- DATA:

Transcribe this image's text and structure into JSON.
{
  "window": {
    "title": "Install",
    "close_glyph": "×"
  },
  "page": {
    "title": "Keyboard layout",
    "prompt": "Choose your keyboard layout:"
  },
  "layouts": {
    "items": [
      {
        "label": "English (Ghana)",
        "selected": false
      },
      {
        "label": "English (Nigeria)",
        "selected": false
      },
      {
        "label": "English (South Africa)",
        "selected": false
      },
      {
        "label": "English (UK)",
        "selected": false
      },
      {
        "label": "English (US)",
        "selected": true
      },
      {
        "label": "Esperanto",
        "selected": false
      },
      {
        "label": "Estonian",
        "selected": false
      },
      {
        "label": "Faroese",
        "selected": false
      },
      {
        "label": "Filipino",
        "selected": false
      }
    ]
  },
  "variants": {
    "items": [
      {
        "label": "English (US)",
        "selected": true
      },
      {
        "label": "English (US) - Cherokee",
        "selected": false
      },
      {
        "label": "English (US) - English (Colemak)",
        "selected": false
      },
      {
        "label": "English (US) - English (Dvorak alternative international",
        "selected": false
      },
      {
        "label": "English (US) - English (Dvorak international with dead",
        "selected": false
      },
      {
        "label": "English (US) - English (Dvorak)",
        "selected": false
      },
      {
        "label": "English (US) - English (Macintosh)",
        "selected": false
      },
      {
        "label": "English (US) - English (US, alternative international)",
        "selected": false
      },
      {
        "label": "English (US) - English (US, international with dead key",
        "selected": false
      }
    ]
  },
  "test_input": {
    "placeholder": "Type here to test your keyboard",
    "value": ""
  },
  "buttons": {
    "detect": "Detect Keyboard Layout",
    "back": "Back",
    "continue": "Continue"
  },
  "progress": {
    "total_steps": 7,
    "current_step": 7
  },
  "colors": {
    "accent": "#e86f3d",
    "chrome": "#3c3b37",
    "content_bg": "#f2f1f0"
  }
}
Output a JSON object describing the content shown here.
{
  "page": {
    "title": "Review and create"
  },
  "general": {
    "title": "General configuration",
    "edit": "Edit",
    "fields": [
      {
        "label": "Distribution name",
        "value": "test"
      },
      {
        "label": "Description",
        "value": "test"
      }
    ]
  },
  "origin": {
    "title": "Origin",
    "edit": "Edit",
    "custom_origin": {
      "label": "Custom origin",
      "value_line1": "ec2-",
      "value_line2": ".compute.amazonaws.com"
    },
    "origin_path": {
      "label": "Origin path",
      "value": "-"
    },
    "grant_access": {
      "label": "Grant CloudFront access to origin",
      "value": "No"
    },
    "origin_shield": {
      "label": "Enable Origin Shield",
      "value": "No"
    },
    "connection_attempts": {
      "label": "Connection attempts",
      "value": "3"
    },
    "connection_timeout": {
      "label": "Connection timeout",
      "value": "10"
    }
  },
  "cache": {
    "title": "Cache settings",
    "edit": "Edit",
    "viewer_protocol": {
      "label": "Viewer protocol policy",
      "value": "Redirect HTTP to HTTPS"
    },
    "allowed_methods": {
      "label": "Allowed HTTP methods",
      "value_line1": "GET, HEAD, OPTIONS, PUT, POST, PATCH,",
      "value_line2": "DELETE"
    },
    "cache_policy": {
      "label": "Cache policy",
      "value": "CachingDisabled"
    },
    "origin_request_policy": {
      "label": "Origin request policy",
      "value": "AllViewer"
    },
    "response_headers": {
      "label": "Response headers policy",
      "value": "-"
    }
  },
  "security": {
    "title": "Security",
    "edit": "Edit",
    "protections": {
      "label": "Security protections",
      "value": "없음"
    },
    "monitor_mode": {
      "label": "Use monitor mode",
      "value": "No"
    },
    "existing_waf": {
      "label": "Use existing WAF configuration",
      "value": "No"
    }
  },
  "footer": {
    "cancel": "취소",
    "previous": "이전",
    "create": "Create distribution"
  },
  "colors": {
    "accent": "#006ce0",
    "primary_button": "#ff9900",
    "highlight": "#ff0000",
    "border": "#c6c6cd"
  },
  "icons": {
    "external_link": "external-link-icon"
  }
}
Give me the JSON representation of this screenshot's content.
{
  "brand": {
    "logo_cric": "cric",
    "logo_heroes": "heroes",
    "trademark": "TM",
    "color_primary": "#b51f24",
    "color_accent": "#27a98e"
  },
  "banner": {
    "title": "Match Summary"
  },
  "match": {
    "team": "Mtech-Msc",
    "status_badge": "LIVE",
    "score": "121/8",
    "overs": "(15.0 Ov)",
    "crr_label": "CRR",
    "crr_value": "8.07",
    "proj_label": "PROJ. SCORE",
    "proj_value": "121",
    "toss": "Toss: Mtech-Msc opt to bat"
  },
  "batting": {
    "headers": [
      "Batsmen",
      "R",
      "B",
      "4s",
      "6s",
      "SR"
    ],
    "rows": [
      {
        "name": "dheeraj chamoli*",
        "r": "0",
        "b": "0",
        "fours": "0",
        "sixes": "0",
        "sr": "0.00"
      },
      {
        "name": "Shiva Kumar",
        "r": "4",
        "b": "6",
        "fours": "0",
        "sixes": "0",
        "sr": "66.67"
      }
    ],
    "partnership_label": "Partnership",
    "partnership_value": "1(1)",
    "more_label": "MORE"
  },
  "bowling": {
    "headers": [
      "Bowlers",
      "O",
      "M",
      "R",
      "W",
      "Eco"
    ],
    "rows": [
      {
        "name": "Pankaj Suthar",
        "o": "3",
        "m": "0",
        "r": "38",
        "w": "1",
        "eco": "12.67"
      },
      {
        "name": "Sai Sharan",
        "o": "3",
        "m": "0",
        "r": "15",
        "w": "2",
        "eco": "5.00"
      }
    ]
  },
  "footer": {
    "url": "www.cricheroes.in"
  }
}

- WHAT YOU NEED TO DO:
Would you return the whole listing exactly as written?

- RESPONSE TO THE TASK:
Transcribe this image's text and structure into JSON.
{
  "window": {
    "title": "Install",
    "close_glyph": "×"
  },
  "page": {
    "title": "Keyboard layout",
    "prompt": "Choose your keyboard layout:"
  },
  "layouts": {
    "items": [
      {
        "label": "English (Ghana)",
        "selected": false
      },
      {
        "label": "English (Nigeria)",
        "selected": false
      },
      {
        "label": "English (South Africa)",
        "selected": false
      },
      {
        "label": "English (UK)",
        "selected": false
      },
      {
        "label": "English (US)",
        "selected": true
      },
      {
        "label": "Esperanto",
        "selected": false
      },
      {
        "label": "Estonian",
        "selected": false
      },
      {
        "label": "Faroese",
        "selected": false
      },
      {
        "label": "Filipino",
        "selected": false
      }
    ]
  },
  "variants": {
    "items": [
      {
        "label": "English (US)",
        "selected": true
      },
      {
        "label": "English (US) - Cherokee",
        "selected": false
      },
      {
        "label": "English (US) - English (Colemak)",
        "selected": false
      },
      {
        "label": "English (US) - English (Dvorak alternative international",
        "selected": false
      },
      {
        "label": "English (US) - English (Dvorak international with dead",
        "selected": false
      },
      {
        "label": "English (US) - English (Dvorak)",
        "selected": false
      },
      {
        "label": "English (US) - English (Macintosh)",
        "selected": false
      },
      {
        "label": "English (US) - English (US, alternative international)",
        "selected": false
      },
      {
        "label": "English (US) - English (US, international with dead key",
        "selected": false
      }
    ]
  },
  "test_input": {
    "placeholder": "Type here to test your keyboard",
    "value": ""
  },
  "buttons": {
    "detect": "Detect Keyboard Layout",
    "back": "Back",
    "continue": "Continue"
  },
  "progress": {
    "total_steps": 7,
    "current_step": 7
  },
  "colors": {
    "accent": "#e86f3d",
    "chrome": "#3c3b37",
    "content_bg": "#f2f1f0"
  }
}
Output a JSON object describing the content shown here.
{
  "page": {
    "title": "Review and create"
  },
  "general": {
    "title": "General configuration",
    "edit": "Edit",
    "fields": [
      {
        "label": "Distribution name",
        "value": "test"
      },
      {
        "label": "Description",
        "value": "test"
      }
    ]
  },
  "origin": {
    "title": "Origin",
    "edit": "Edit",
    "custom_origin": {
      "label": "Custom origin",
      "value_line1": "ec2-",
      "value_line2": ".compute.amazonaws.com"
    },
    "origin_path": {
      "label": "Origin path",
      "value": "-"
    },
    "grant_access": {
      "label": "Grant CloudFront access to origin",
      "value": "No"
    },
    "origin_shield": {
      "label": "Enable Origin Shield",
      "value": "No"
    },
    "connection_attempts": {
      "label": "Connection attempts",
      "value": "3"
    },
    "connection_timeout": {
      "label": "Connection timeout",
      "value": "10"
    }
  },
  "cache": {
    "title": "Cache settings",
    "edit": "Edit",
    "viewer_protocol": {
      "label": "Viewer protocol policy",
      "value": "Redirect HTTP to HTTPS"
    },
    "allowed_methods": {
      "label": "Allowed HTTP methods",
      "value_line1": "GET, HEAD, OPTIONS, PUT, POST, PATCH,",
      "value_line2": "DELETE"
    },
    "cache_policy": {
      "label": "Cache policy",
      "value": "CachingDisabled"
    },
    "origin_request_policy": {
      "label": "Origin request policy",
      "value": "AllViewer"
    },
    "response_headers": {
      "label": "Response headers policy",
      "value": "-"
    }
  },
  "security": {
    "title": "Security",
    "edit": "Edit",
    "protections": {
      "label": "Security protections",
      "value": "없음"
    },
    "monitor_mode": {
      "label": "Use monitor mode",
      "value": "No"
    },
    "existing_waf": {
      "label": "Use existing WAF configuration",
      "value": "No"
    }
  },
  "footer": {
    "cancel": "취소",
    "previous": "이전",
    "create": "Create distribution"
  },
  "colors": {
    "accent": "#006ce0",
    "primary_button": "#ff9900",
    "highlight": "#ff0000",
    "border": "#c6c6cd"
  },
  "icons": {
    "external_link": "external-link-icon"
  }
}
Give me the JSON representation of this screenshot's content.
{
  "brand": {
    "logo_cric": "cric",
    "logo_heroes": "heroes",
    "trademark": "TM",
    "color_primary": "#b51f24",
    "color_accent": "#27a98e"
  },
  "banner": {
    "title": "Match Summary"
  },
  "match": {
    "team": "Mtech-Msc",
    "status_badge": "LIVE",
    "score": "121/8",
    "overs": "(15.0 Ov)",
    "crr_label": "CRR",
    "crr_value": "8.07",
    "proj_label": "PROJ. SCORE",
    "proj_value": "121",
    "toss": "Toss: Mtech-Msc opt to bat"
  },
  "batting": {
    "headers": [
      "Batsmen",
      "R",
      "B",
      "4s",
      "6s",
      "SR"
    ],
    "rows": [
      {
        "name": "dheeraj chamoli*",
        "r": "0",
        "b": "0",
        "fours": "0",
        "sixes": "0",
        "sr": "0.00"
      },
      {
        "name": "Shiva Kumar",
        "r": "4",
        "b": "6",
        "fours": "0",
        "sixes": "0",
        "sr": "66.67"
      }
    ],
    "partnership_label": "Partnership",
    "partnership_value": "1(1)",
    "more_label": "MORE"
  },
  "bowling": {
    "headers": [
      "Bowlers",
      "O",
      "M",
      "R",
      "W",
      "Eco"
    ],
    "rows": [
      {
        "name": "Pankaj Suthar",
        "o": "3",
        "m": "0",
        "r": "38",
        "w": "1",
        "eco": "12.67"
      },
      {
        "name": "Sai Sharan",
        "o": "3",
        "m": "0",
        "r": "15",
        "w": "2",
        "eco": "5.00"
      }
    ]
  },
  "footer": {
    "url": "www.cricheroes.in"
  }
}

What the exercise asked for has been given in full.